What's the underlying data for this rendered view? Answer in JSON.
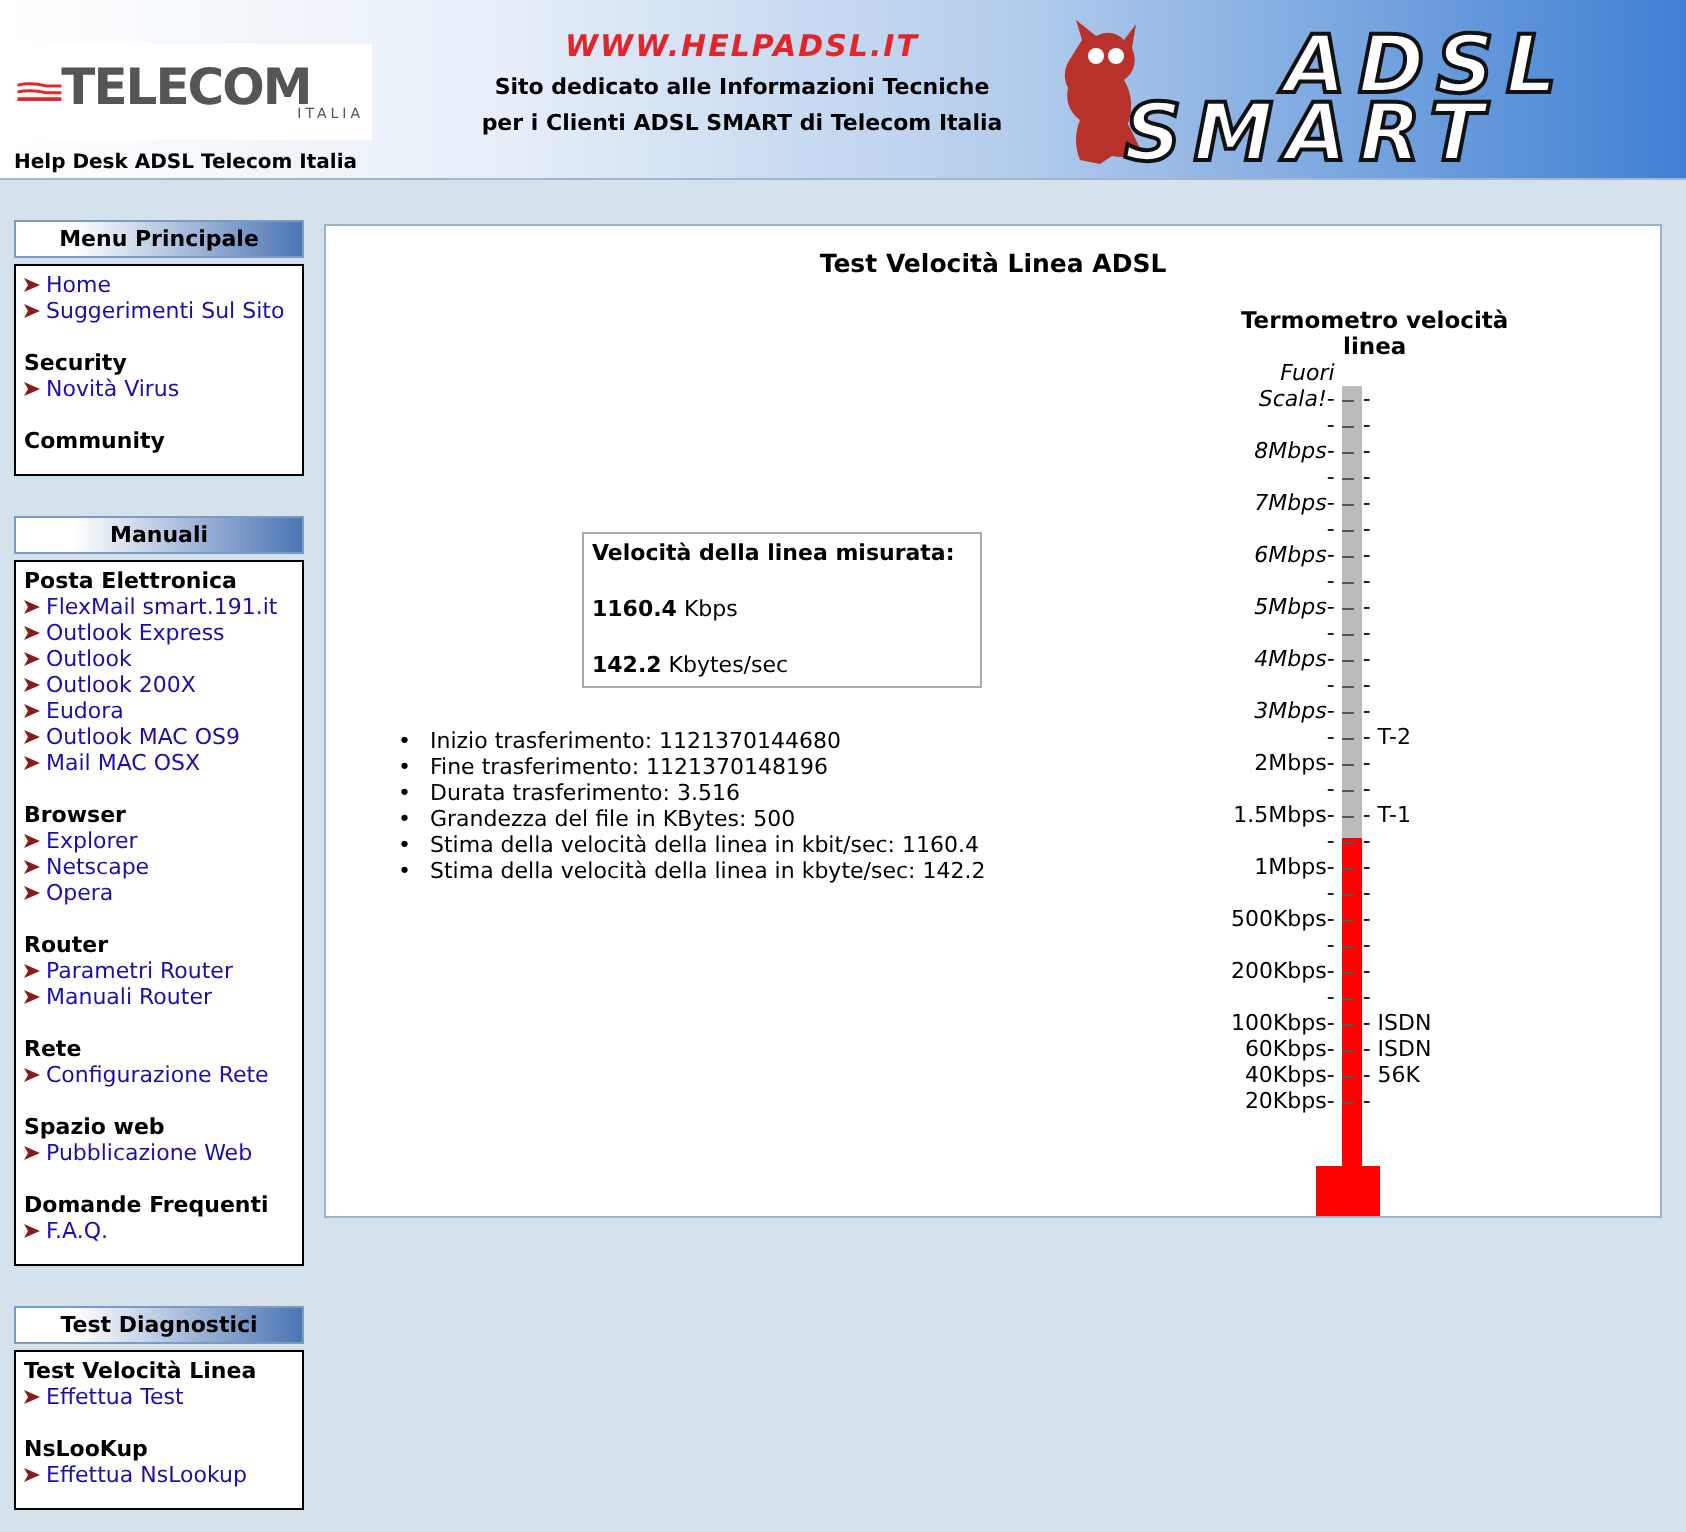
{
  "header": {
    "logo_text": "TELECOM",
    "logo_subtext": "ITALIA",
    "helpdesk": "Help Desk ADSL Telecom Italia",
    "site_url": "WWW.HELPADSL.IT",
    "tagline": [
      "Sito dedicato alle Informazioni Tecniche",
      "per i Clienti ADSL SMART di Telecom Italia"
    ],
    "banner_text": [
      "ADSL",
      "SMART"
    ]
  },
  "sidebar": [
    {
      "title": "Menu Principale",
      "groups": [
        {
          "links": [
            "Home",
            "Suggerimenti Sul Sito"
          ]
        },
        {
          "heading": "Security",
          "links": [
            "Novità Virus"
          ]
        },
        {
          "heading": "Community"
        }
      ]
    },
    {
      "title": "Manuali",
      "groups": [
        {
          "heading": "Posta Elettronica",
          "links": [
            "FlexMail smart.191.it",
            "Outlook Express",
            "Outlook",
            "Outlook 200X",
            "Eudora",
            "Outlook MAC OS9",
            "Mail MAC OSX"
          ]
        },
        {
          "heading": "Browser",
          "links": [
            "Explorer",
            "Netscape",
            "Opera"
          ]
        },
        {
          "heading": "Router",
          "links": [
            "Parametri Router",
            "Manuali Router"
          ]
        },
        {
          "heading": "Rete",
          "links": [
            "Configurazione Rete"
          ]
        },
        {
          "heading": "Spazio web",
          "links": [
            "Pubblicazione Web"
          ]
        },
        {
          "heading": "Domande Frequenti",
          "links": [
            "F.A.Q."
          ]
        }
      ]
    },
    {
      "title": "Test Diagnostici",
      "groups": [
        {
          "heading": "Test Velocità Linea",
          "links": [
            "Effettua Test"
          ]
        },
        {
          "heading": "NsLooKup",
          "links": [
            "Effettua NsLookup"
          ]
        }
      ]
    }
  ],
  "main": {
    "title": "Test Velocità Linea ADSL",
    "result": {
      "heading": "Velocità della linea misurata:",
      "lines": [
        "**1160.4** Kbps",
        "**142.2** Kbytes/sec"
      ]
    },
    "details": [
      {
        "bullet": "•",
        "text": "Inizio trasferimento: 1121370144680"
      },
      {
        "bullet": "•",
        "text": "Fine trasferimento: 1121370148196"
      },
      {
        "bullet": "•",
        "text": "Durata trasferimento: 3.516"
      },
      {
        "bullet": "•",
        "text": "Grandezza del file in KBytes: 500"
      },
      {
        "bullet": "•",
        "text": "Stima della velocità della linea in kbit/sec: 1160.4"
      },
      {
        "bullet": "•",
        "text": "Stima della velocità della linea in kbyte/sec: 142.2"
      }
    ],
    "thermometer": {
      "title": "Termometro velocità linea",
      "level": 0.42,
      "scale": [
        {
          "left": "Fuori",
          "italic": true,
          "tick": false
        },
        {
          "left": "Scala!-",
          "right": "-",
          "italic": true,
          "tick": true
        },
        {
          "left": "-",
          "right": "-",
          "italic": false,
          "tick": true
        },
        {
          "left": "8Mbps-",
          "right": "-",
          "italic": true,
          "tick": true
        },
        {
          "left": "-",
          "right": "-",
          "italic": false,
          "tick": true
        },
        {
          "left": "7Mbps-",
          "right": "-",
          "italic": true,
          "tick": true
        },
        {
          "left": "-",
          "right": "-",
          "italic": false,
          "tick": true
        },
        {
          "left": "6Mbps-",
          "right": "-",
          "italic": true,
          "tick": true
        },
        {
          "left": "-",
          "right": "-",
          "italic": false,
          "tick": true
        },
        {
          "left": "5Mbps-",
          "right": "-",
          "italic": true,
          "tick": true
        },
        {
          "left": "-",
          "right": "-",
          "italic": false,
          "tick": true
        },
        {
          "left": "4Mbps-",
          "right": "-",
          "italic": true,
          "tick": true
        },
        {
          "left": "-",
          "right": "-",
          "italic": false,
          "tick": true
        },
        {
          "left": "3Mbps-",
          "right": "-",
          "italic": true,
          "tick": true
        },
        {
          "left": "-",
          "right": "- T-2",
          "italic": false,
          "tick": true
        },
        {
          "left": "2Mbps-",
          "right": "-",
          "italic": false,
          "tick": true
        },
        {
          "left": "-",
          "right": "-",
          "italic": false,
          "tick": true
        },
        {
          "left": "1.5Mbps-",
          "right": "- T-1",
          "italic": false,
          "tick": true
        },
        {
          "left": "-",
          "right": "-",
          "italic": false,
          "tick": true
        },
        {
          "left": "1Mbps-",
          "right": "-",
          "italic": false,
          "tick": true
        },
        {
          "left": "-",
          "right": "-",
          "italic": false,
          "tick": true
        },
        {
          "left": "500Kbps-",
          "right": "-",
          "italic": false,
          "tick": true
        },
        {
          "left": "-",
          "right": "-",
          "italic": false,
          "tick": true
        },
        {
          "left": "200Kbps-",
          "right": "-",
          "italic": false,
          "tick": true
        },
        {
          "left": "-",
          "right": "-",
          "italic": false,
          "tick": true
        },
        {
          "left": "100Kbps-",
          "right": "- ISDN",
          "italic": false,
          "tick": true
        },
        {
          "left": "60Kbps-",
          "right": "- ISDN",
          "italic": false,
          "tick": true
        },
        {
          "left": "40Kbps-",
          "right": "- 56K",
          "italic": false,
          "tick": true
        },
        {
          "left": "20Kbps-",
          "right": "-",
          "italic": false,
          "tick": true
        }
      ]
    }
  }
}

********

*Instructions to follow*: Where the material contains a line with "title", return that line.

*Result of this exercise*:
      "title": "Menu Principale",
      "title": "Manuali",
      "title": "Test Diagnostici",
    "title": "Test Velocità Linea ADSL",
      "title": "Termometro velocità linea",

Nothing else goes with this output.